Much of the plant-based startup space is dominated by the meatless meat industry. Innovators in this space are trying to produce plant-based meat using the latest technologies and making it as close to the real deal as possible.
Heuros is an Australian startup that seems to be taking a different approach. They are making vegan meat without genetic engineering. So the resulting product is GM-free.
Lab-grown meat using cell growth has been the center of controversy for a long time. While the sales of plant-based meat have skyrocketed over the past few years, many vegan consumers are wary of such lab-engineered products that are increasingly synthetic.
It’s basically pioneering the technology to produce cultured meat without genetic interference or using animal blood products or fetal bovine serum (FBV). Their goal is to use this technology at scale for mass production.
The startup is still in its infancy seeking funding from investors. Let’s hope they get the backing they need to make this a reality. This could really change the plant-based meat industry.
Vegan ice cream has seen immense growth in the last decade. From a few pints tucked in the corner to whole sections dedicated to these yummy desserts, plant-based ice cream is the ‘it’ thing now.
Eclipse is one of the many startups in this space, producing ice cream from ingredients such as cassava, oats, potato, and corn. The result is a product that’s much similar to dairy-based ice cream in both texture and flavor.

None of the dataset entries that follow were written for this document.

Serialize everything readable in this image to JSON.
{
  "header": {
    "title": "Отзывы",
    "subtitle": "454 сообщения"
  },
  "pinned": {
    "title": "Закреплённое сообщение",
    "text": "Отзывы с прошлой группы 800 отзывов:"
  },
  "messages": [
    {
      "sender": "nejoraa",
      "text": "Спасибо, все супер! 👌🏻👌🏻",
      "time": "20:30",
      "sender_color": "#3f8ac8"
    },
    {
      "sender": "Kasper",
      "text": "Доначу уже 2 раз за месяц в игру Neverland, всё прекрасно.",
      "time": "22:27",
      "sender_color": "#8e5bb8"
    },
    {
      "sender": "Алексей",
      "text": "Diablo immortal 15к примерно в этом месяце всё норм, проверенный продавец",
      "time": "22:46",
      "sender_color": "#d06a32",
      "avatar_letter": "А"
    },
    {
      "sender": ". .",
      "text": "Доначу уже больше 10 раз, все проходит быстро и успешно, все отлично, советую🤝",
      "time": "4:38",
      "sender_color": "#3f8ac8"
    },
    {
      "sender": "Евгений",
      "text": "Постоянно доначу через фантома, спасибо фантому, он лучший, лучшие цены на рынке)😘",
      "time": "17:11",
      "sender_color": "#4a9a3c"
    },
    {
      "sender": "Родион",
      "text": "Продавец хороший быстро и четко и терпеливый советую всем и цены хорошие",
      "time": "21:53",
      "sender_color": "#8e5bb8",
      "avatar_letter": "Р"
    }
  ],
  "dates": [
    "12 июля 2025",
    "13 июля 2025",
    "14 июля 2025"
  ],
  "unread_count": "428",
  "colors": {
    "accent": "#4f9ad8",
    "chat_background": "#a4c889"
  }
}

However, the journey for this particular startup wasn’t so easy. Just as they launched back in late 2019, the world was embroiled in a pandemic (still is).
The company is the brainchild of Aylon Steinhart and Thomas Bowman, both with considerable experience in food innovation and entrepreneurship. Based in Berkeley, California, their ice creams are now available widely on the West Coast, East Coast, Mid-West, and Texas in the South.
On average, an American consumer eats 23 pounds of ice cream in a year. There’s massive potential in the vegan ice cream and dessert space.
OffLimits has a similar story to Eclipse as it, too, got its start during the Covid-19 pandemic. Fewer vegan startups are focusing on breakfast, which is why OffLimits really stands out. They are making fun cereals healthier.
Founded by Emily Elyse Miller in the Science Inc. Startup Studio, the company produces cereals made with whole ingredients.
The cereals are sweetened with organic cane sugar, and they aren’t overly sweet like most cereal choices in the market. So, the sugar content is less in comparison, making it a healthier alternative to some of the common cereals we eat ourselves and give to our kids.
It’s interesting that the founder of this startup actually has her roots in fashion, attending the Fashion Institute of Technology in New York. However, her passion for design transformed into a passion for creating healthier food.
OffLimits has two cereal flavors in the market right now: Dash and Zombie. Dash is coffee-flavored and basically tastes like a cold brew. Zombie has a flavor similar to vanilla.
Nova Meat is a Spanish alternate meat startup using 3d printing to print/make very real-looking steaks and other meat products. How cool is that?
They have produced many prototypes to date, including cell-based meat. The company is using purely plant-based ingredients as well as lab-grown animal cells for the scaffolding.
This concept is unlike anything we’ve seen before. It’s been featured in many mainstream media, including Bloomberg and the Guardian.
Their products Steak 2.0 and Pork 2.0 are making waves in the meatless industry, but still, there’s more to be seen.
Much like Heuros, this new technology could make the production of plant-based meat even easier.
What are the best vegan startups of 2021? From 3d printed meat to healthier ice cream, you pick what’s the most innovative and shows potential. Yes, many startups fail too, but these five include some that are already moving into the next phase. Others are not quite there yet.
With demand for healthier foods growing globally, new startups are popping up to reveal innovative products and technologies. It would be interesting to see how food changes in the next decade or so.